RECORDS:
______

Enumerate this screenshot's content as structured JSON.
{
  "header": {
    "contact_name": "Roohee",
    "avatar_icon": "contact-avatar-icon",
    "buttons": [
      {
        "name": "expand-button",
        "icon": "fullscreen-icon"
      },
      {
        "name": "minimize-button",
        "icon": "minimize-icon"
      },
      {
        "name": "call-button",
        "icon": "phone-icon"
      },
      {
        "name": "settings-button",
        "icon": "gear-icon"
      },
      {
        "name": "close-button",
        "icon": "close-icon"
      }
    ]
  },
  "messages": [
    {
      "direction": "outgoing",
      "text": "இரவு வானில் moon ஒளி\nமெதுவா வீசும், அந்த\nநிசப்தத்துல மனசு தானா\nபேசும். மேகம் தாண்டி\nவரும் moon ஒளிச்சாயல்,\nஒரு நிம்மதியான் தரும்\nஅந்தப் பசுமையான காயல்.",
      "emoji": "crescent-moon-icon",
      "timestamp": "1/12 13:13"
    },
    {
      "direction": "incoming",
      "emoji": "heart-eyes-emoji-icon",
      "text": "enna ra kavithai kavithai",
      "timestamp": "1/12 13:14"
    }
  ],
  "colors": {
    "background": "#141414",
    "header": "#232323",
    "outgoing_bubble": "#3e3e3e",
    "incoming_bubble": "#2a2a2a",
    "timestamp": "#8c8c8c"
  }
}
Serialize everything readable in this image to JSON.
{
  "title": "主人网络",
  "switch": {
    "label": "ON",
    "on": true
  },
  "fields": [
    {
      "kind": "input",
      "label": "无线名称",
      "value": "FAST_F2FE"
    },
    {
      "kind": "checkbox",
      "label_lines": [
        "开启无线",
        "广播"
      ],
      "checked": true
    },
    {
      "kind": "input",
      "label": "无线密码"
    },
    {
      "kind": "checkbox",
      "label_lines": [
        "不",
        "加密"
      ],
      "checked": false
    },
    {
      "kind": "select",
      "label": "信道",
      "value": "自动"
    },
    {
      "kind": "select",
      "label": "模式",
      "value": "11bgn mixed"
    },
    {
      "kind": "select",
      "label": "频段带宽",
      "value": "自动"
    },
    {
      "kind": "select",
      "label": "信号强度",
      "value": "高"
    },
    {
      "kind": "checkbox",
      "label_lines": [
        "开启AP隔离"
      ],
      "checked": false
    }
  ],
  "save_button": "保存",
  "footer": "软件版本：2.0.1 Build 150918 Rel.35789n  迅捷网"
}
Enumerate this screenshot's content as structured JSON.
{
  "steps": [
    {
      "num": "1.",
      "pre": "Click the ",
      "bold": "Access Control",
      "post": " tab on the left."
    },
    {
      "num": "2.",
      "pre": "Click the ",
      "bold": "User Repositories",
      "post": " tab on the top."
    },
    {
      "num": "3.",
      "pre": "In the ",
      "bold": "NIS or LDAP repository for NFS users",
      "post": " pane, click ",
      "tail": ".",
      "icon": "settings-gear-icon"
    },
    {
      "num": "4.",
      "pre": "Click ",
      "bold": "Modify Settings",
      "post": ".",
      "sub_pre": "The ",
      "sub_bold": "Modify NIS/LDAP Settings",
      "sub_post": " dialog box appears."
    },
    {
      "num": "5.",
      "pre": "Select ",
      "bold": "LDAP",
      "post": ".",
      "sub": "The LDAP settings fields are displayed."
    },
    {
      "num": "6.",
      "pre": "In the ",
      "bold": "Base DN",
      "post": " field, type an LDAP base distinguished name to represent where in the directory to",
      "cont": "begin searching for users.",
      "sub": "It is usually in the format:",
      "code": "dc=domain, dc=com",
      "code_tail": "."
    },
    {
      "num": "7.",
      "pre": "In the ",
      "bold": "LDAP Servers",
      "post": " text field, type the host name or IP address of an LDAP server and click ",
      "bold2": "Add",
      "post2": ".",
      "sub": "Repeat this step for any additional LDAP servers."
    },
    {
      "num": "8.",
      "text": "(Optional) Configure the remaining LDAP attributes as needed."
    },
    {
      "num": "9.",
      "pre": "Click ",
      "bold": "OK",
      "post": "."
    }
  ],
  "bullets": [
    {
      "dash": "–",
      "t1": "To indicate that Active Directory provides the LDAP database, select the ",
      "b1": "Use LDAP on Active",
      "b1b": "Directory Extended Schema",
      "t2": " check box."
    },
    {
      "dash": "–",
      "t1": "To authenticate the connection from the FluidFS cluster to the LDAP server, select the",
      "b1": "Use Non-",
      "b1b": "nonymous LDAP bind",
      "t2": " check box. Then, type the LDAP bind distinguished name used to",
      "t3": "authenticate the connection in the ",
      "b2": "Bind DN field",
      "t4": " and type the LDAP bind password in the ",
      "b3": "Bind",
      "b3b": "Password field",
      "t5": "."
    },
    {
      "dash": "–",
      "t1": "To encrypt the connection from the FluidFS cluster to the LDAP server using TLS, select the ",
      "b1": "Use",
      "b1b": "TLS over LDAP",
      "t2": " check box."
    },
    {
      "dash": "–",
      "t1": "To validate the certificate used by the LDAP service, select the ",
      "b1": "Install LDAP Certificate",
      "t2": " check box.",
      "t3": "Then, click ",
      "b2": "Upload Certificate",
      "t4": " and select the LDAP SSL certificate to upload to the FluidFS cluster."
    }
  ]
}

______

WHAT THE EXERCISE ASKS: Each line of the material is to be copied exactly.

TASK RESPONSE:
Enumerate this screenshot's content as structured JSON.
{
  "header": {
    "contact_name": "Roohee",
    "avatar_icon": "contact-avatar-icon",
    "buttons": [
      {
        "name": "expand-button",
        "icon": "fullscreen-icon"
      },
      {
        "name": "minimize-button",
        "icon": "minimize-icon"
      },
      {
        "name": "call-button",
        "icon": "phone-icon"
      },
      {
        "name": "settings-button",
        "icon": "gear-icon"
      },
      {
        "name": "close-button",
        "icon": "close-icon"
      }
    ]
  },
  "messages": [
    {
      "direction": "outgoing",
      "text": "இரவு வானில் moon ஒளி\nமெதுவா வீசும், அந்த\nநிசப்தத்துல மனசு தானா\nபேசும். மேகம் தாண்டி\nவரும் moon ஒளிச்சாயல்,\nஒரு நிம்மதியான் தரும்\nஅந்தப் பசுமையான காயல்.",
      "emoji": "crescent-moon-icon",
      "timestamp": "1/12 13:13"
    },
    {
      "direction": "incoming",
      "emoji": "heart-eyes-emoji-icon",
      "text": "enna ra kavithai kavithai",
      "timestamp": "1/12 13:14"
    }
  ],
  "colors": {
    "background": "#141414",
    "header": "#232323",
    "outgoing_bubble": "#3e3e3e",
    "incoming_bubble": "#2a2a2a",
    "timestamp": "#8c8c8c"
  }
}
Serialize everything readable in this image to JSON.
{
  "title": "主人网络",
  "switch": {
    "label": "ON",
    "on": true
  },
  "fields": [
    {
      "kind": "input",
      "label": "无线名称",
      "value": "FAST_F2FE"
    },
    {
      "kind": "checkbox",
      "label_lines": [
        "开启无线",
        "广播"
      ],
      "checked": true
    },
    {
      "kind": "input",
      "label": "无线密码"
    },
    {
      "kind": "checkbox",
      "label_lines": [
        "不",
        "加密"
      ],
      "checked": false
    },
    {
      "kind": "select",
      "label": "信道",
      "value": "自动"
    },
    {
      "kind": "select",
      "label": "模式",
      "value": "11bgn mixed"
    },
    {
      "kind": "select",
      "label": "频段带宽",
      "value": "自动"
    },
    {
      "kind": "select",
      "label": "信号强度",
      "value": "高"
    },
    {
      "kind": "checkbox",
      "label_lines": [
        "开启AP隔离"
      ],
      "checked": false
    }
  ],
  "save_button": "保存",
  "footer": "软件版本：2.0.1 Build 150918 Rel.35789n  迅捷网"
}
Enumerate this screenshot's content as structured JSON.
{
  "steps": [
    {
      "num": "1.",
      "pre": "Click the ",
      "bold": "Access Control",
      "post": " tab on the left."
    },
    {
      "num": "2.",
      "pre": "Click the ",
      "bold": "User Repositories",
      "post": " tab on the top."
    },
    {
      "num": "3.",
      "pre": "In the ",
      "bold": "NIS or LDAP repository for NFS users",
      "post": " pane, click ",
      "tail": ".",
      "icon": "settings-gear-icon"
    },
    {
      "num": "4.",
      "pre": "Click ",
      "bold": "Modify Settings",
      "post": ".",
      "sub_pre": "The ",
      "sub_bold": "Modify NIS/LDAP Settings",
      "sub_post": " dialog box appears."
    },
    {
      "num": "5.",
      "pre": "Select ",
      "bold": "LDAP",
      "post": ".",
      "sub": "The LDAP settings fields are displayed."
    },
    {
      "num": "6.",
      "pre": "In the ",
      "bold": "Base DN",
      "post": " field, type an LDAP base distinguished name to represent where in the directory to",
      "cont": "begin searching for users.",
      "sub": "It is usually in the format:",
      "code": "dc=domain, dc=com",
      "code_tail": "."
    },
    {
      "num": "7.",
      "pre": "In the ",
      "bold": "LDAP Servers",
      "post": " text field, type the host name or IP address of an LDAP server and click ",
      "bold2": "Add",
      "post2": ".",
      "sub": "Repeat this step for any additional LDAP servers."
    },
    {
      "num": "8.",
      "text": "(Optional) Configure the remaining LDAP attributes as needed."
    },
    {
      "num": "9.",
      "pre": "Click ",
      "bold": "OK",
      "post": "."
    }
  ],
  "bullets": [
    {
      "dash": "–",
      "t1": "To indicate that Active Directory provides the LDAP database, select the ",
      "b1": "Use LDAP on Active",
      "b1b": "Directory Extended Schema",
      "t2": " check box."
    },
    {
      "dash": "–",
      "t1": "To authenticate the connection from the FluidFS cluster to the LDAP server, select the",
      "b1": "Use Non-",
      "b1b": "nonymous LDAP bind",
      "t2": " check box. Then, type the LDAP bind distinguished name used to",
      "t3": "authenticate the connection in the ",
      "b2": "Bind DN field",
      "t4": " and type the LDAP bind password in the ",
      "b3": "Bind",
      "b3b": "Password field",
      "t5": "."
    },
    {
      "dash": "–",
      "t1": "To encrypt the connection from the FluidFS cluster to the LDAP server using TLS, select the ",
      "b1": "Use",
      "b1b": "TLS over LDAP",
      "t2": " check box."
    },
    {
      "dash": "–",
      "t1": "To validate the certificate used by the LDAP service, select the ",
      "b1": "Install LDAP Certificate",
      "t2": " check box.",
      "t3": "Then, click ",
      "b2": "Upload Certificate",
      "t4": " and select the LDAP SSL certificate to upload to the FluidFS cluster."
    }
  ]
}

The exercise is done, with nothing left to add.